‘Who Framed Roger Rabbit’ Marketing model sheets

Disney Marketing developed a ‘Roger Rabbit’ package for its merchandise licensees.  It contained folders with design ideas, the pantone color palette used in the film, character poses, pre-production art, and promotional videotapes.  Licensees were flown to Los Angeles for the presentation.  Steven Spielberg and Michael Eisner were scheduled to be at …

‘Who framed Roger Rabbit’ movie posters

  Several versions of movie poster one-sheets were provided to theaters. There was more variation in the foreign language versions.

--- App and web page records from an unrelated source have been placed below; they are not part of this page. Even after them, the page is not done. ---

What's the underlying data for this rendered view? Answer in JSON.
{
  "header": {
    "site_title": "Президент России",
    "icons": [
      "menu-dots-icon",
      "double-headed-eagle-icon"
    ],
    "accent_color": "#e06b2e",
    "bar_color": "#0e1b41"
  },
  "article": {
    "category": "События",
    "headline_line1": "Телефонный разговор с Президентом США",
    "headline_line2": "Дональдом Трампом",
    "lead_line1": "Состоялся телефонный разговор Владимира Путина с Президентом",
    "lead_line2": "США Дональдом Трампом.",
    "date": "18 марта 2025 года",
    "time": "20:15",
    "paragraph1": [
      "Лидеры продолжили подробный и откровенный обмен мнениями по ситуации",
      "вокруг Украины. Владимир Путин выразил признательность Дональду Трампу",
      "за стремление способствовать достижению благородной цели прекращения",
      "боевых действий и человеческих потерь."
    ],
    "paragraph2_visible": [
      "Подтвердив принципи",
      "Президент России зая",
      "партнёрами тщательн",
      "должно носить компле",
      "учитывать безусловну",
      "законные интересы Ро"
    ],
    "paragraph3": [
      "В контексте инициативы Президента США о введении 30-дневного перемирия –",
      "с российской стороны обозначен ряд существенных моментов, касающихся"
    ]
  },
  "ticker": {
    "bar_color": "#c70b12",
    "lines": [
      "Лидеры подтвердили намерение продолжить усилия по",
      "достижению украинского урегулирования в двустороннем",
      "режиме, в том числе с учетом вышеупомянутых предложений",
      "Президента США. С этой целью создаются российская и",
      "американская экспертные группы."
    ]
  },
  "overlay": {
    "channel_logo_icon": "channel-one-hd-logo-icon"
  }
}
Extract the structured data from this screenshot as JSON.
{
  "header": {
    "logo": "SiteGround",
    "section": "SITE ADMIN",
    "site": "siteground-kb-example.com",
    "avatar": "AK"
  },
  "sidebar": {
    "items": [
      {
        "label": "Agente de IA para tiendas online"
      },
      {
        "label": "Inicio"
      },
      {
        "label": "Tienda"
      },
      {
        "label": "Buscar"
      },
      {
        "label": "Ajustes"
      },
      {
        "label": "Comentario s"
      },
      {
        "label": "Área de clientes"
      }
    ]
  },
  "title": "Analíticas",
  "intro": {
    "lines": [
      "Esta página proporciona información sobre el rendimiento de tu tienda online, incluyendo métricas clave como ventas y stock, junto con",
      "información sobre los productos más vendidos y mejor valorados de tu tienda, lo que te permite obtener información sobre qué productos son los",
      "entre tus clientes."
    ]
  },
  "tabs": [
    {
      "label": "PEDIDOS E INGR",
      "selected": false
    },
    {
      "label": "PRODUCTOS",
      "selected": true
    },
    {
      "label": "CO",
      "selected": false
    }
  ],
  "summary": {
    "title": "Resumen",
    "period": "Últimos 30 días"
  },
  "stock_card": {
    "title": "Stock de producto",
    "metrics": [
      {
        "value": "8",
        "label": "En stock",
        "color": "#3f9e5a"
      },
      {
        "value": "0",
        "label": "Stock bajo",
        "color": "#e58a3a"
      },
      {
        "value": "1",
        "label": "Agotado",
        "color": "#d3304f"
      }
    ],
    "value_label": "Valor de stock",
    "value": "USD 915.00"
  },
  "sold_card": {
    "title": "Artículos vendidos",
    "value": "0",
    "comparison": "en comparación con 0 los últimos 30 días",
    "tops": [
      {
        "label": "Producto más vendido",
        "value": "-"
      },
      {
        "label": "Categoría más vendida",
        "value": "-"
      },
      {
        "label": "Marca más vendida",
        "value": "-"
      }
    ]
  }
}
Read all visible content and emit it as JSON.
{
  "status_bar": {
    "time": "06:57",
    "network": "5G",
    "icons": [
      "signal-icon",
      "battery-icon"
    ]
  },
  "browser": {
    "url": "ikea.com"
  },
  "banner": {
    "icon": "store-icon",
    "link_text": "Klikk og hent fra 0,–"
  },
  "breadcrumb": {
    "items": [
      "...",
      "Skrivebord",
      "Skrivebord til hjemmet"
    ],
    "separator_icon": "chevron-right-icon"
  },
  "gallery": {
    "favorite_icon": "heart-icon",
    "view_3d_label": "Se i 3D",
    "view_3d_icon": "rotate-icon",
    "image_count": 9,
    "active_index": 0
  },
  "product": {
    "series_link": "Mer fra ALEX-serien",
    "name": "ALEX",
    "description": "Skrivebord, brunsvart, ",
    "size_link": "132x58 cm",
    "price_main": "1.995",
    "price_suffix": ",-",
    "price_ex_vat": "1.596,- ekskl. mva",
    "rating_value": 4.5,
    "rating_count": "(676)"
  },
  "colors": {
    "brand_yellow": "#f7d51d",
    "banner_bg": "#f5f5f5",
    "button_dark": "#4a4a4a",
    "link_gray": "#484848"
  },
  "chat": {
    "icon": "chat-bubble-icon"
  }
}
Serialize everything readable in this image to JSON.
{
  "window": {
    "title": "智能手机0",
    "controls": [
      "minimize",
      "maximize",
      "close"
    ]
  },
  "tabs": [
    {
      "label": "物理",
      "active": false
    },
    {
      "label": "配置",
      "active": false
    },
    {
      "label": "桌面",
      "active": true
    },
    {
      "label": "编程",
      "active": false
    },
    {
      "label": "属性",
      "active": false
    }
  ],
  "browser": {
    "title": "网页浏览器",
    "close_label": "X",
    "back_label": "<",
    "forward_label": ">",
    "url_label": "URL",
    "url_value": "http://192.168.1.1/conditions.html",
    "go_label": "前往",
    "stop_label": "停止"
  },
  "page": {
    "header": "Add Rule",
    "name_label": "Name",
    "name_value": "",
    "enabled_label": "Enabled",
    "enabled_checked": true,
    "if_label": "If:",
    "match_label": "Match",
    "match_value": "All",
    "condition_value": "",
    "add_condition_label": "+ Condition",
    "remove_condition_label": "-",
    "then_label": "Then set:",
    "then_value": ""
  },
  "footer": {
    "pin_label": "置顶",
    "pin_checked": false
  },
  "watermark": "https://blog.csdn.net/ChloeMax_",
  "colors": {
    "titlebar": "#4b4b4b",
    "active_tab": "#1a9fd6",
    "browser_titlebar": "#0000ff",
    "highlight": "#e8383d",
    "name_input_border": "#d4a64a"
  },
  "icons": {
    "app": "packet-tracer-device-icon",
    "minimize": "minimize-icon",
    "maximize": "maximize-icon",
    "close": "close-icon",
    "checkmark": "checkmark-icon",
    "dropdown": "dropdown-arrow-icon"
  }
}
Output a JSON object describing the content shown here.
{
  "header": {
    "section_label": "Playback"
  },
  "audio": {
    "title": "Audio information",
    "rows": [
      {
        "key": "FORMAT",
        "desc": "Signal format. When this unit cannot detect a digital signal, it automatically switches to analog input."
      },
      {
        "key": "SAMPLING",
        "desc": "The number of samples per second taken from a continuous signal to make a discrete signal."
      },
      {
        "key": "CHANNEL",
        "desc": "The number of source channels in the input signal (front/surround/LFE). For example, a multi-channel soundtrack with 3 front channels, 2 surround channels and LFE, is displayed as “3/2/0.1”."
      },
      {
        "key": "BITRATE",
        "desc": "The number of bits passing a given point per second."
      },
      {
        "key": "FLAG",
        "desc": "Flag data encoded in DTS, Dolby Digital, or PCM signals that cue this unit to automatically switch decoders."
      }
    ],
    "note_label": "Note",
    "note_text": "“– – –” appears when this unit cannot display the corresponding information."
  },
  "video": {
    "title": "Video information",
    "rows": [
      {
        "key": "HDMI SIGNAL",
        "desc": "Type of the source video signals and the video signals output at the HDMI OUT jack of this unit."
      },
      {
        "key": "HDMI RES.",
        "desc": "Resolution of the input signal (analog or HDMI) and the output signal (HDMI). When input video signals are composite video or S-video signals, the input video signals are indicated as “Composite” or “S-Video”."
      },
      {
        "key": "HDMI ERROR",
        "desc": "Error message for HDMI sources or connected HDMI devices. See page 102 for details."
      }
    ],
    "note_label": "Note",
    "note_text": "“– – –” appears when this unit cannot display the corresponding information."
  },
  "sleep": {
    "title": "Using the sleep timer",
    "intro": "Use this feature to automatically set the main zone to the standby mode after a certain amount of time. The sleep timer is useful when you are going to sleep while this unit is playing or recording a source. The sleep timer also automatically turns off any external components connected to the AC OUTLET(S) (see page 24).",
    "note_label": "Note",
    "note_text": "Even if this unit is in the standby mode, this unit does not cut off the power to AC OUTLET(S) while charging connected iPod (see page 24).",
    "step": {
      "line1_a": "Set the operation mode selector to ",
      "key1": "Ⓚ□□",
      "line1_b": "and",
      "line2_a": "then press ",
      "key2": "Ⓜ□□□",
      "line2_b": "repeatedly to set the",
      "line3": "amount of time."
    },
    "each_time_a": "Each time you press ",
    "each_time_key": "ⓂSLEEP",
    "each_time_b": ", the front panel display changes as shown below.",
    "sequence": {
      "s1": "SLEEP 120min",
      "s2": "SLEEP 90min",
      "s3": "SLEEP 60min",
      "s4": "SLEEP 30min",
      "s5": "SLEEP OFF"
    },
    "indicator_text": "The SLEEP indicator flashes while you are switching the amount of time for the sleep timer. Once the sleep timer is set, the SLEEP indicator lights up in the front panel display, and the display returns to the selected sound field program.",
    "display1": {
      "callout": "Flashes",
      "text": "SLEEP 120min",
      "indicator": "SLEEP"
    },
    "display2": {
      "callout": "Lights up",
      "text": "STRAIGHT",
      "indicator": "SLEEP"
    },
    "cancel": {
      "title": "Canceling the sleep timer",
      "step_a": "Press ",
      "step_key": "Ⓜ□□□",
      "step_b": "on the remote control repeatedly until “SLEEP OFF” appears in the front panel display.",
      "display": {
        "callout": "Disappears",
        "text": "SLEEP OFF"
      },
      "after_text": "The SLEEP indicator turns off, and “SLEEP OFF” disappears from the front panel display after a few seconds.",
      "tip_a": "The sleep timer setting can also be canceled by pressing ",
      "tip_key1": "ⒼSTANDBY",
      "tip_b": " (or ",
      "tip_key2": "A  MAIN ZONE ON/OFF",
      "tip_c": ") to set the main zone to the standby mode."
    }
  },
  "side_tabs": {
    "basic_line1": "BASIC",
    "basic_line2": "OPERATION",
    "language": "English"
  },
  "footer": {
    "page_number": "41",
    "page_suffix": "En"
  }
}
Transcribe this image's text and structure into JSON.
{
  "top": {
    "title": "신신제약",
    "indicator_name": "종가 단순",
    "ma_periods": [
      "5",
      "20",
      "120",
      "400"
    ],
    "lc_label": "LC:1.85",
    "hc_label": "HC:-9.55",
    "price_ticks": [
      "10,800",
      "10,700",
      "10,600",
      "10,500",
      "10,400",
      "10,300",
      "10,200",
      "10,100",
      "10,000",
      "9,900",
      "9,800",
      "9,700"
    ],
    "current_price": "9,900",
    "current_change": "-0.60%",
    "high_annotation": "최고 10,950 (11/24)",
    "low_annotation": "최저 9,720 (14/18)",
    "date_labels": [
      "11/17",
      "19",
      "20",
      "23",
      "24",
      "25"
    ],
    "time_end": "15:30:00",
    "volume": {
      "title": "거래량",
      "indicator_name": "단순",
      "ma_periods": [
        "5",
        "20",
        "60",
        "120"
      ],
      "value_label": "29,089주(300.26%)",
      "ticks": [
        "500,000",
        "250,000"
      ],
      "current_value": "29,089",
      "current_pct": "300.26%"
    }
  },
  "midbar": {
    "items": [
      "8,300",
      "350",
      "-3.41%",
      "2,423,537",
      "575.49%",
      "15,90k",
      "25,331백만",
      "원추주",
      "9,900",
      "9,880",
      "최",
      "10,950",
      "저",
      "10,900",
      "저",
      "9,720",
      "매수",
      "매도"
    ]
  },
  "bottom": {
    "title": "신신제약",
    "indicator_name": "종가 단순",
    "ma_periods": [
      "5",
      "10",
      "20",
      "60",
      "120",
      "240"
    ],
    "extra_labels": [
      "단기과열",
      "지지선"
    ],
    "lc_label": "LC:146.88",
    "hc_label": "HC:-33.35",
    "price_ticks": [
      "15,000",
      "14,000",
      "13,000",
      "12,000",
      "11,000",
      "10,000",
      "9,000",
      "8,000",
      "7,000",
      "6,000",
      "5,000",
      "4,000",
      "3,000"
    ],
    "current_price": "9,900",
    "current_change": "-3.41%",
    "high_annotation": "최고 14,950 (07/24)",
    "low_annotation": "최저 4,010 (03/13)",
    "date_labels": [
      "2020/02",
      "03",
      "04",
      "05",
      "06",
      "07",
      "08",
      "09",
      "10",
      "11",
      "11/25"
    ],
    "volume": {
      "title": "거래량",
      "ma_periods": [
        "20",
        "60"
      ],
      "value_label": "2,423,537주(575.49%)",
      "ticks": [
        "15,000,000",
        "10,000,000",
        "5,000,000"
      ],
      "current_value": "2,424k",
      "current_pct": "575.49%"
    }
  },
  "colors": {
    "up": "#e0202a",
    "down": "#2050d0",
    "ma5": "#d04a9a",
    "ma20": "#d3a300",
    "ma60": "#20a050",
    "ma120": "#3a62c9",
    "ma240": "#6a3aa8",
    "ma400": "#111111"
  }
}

Several posters were made as props for R.K. Maroon’s office.  They advertised Maroon Cartoon films in which Roger Rabbit and Baby Herman appeared.  A number on these posters were available …

The Forum – building layout

see previous post:   https://pullingarabbitoutofahat.com/animation-the-forum/the-forum-camden-town-london/   Entry to the building was off Camden St.  A commissionaire sat at a small desk as security.  The production initially had two floors of the building, but expanded quickly to occupy the 3rd, 4th, and 5th floors.  As people were hired, they sat whether there …

Roy Naisbitt – technical layout artist extraordinaire

Roy Naisbitt’s specialty was technical animation.  He worked on ‘2001: A Space Odyssey‘ (1968).  Richard Williams Animation was doing the title sequence for ‘Charge of the Light Brigade‘ at the time and he needed somebody to animate a paddle-wheel ship engine.  His cameraman, Ted Gerald, was a water polo colleague of …

Bloopers and Cutting-Room Floor

Animated films are developed through an iterative process of screenwriting and storyboarding.  Scenes may be storyboarded – and may even go as far as pencil tests of the animation -and later deleted as the story evolves.  ‘Snow White and the Seven Dwarfs’ is famous for its deleted scenes.  Ward Kimball …

‘Bump the Lamp’

What has separated ‘Who framed Roger Rabbit‘ from other live-action/animation combination films is the extent to which interaction detail was added at times when ‘nobody was really looking.’  Kristian Williams outlined three reasons why ‘Who framed Roger Rabbit‘ has set the standard for both traditionally-animated films and CGI films… 1. …

New York City Premiere – June 21, 1988

  The crews were invited to pre-release screenings of the film – on June 14 for the Burbank/Glendale screening and on June 19 for the London screening.  An offer had been extended for attending the world premiere at Radio City Music Hall in New York City – it covered a …

Censor/Check

Bob Zemeckis developed a real appreciation for vintage cartoons.  The very early animators knew that their films would only ever be viewed on a theater screen for a period of weeks… and likely never seen again.   Film rolls by at 24 frames per second and a single frame cannot be perceived consciously.  …